If you’re really rushed for time, my basic conclusion is that while advocates of climate justice might see some wins and many losses on a more technical level in Doha, in terms of the bigger picture we are dangerously close to seeing a double travesty of justice—with not enough being done to avert a climate catastrophe AND the responsibility for that inaction being handed off to the developing world, in spite of historical responsibilities and their need for poverty alleviation. But hopefully you will read on…
Crossposted from The GC Advocate (http://opencuny.org/gcadvocate/).
By guest contributor Jesse A. Myerson, writer, activist and author of the forthcoming 'Onward: An Occupier's Guide to Understanding the Current Crisis
When I began to write this essay, there were cars floating on Wall Street. It sounds like some sort of trader lingo, perhaps describing General Motors stock, but individual automobiles were in fact riding Hurricane Sandy’s surge merrily, merrily, merrily, merrily down the capital of capital. Enormous gusts of wind outside my window carried distant sirens, and messages online carried news of power outages, flooding, inaccessible evacuation routes, infrastructural damage, and, eventually, heartbreaking deaths.
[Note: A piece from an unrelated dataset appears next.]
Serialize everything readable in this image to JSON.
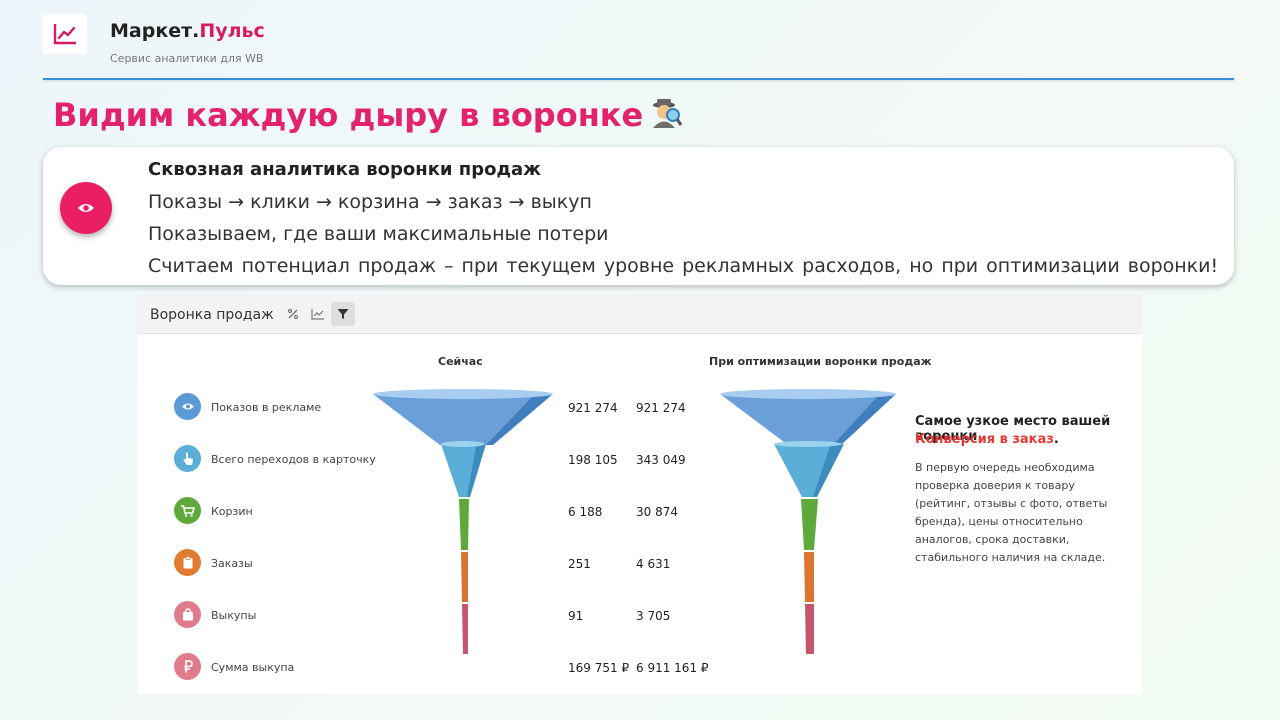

As usual, it is difficult to express appropriate distress when something like this happens. Compounding the distress, there is an “as usual” factor in the first place. The Onion, also as usual, provided gave eloquent voice to my sense. “Nation Suddenly Realizes,” the headline read, “This Just Going To Be A Thing That Happens From Now On.”
Weird weather is now way weirder than ever before, and the weirdness amplification is on track for exponential increase, as our carbon output continues to exacerbate the climate crisis. Hurricane Sandy has come after a summer so hot and dry that the Department of Agriculture had to designate more than half of all American counties “disaster zones.” Three-quarters of the United States’ cattle acreage were in drought, and half of its corn crop was rated very poor to poor. Wildfires in Colorado that consumed hundreds of homes were due in large part to the previous winter, which had brought “scant snow” to the Rockies. A friend of mine is haunted by an image she encountered in Oklahoma: fish baked into the hot, cracked earth where a lake used to be.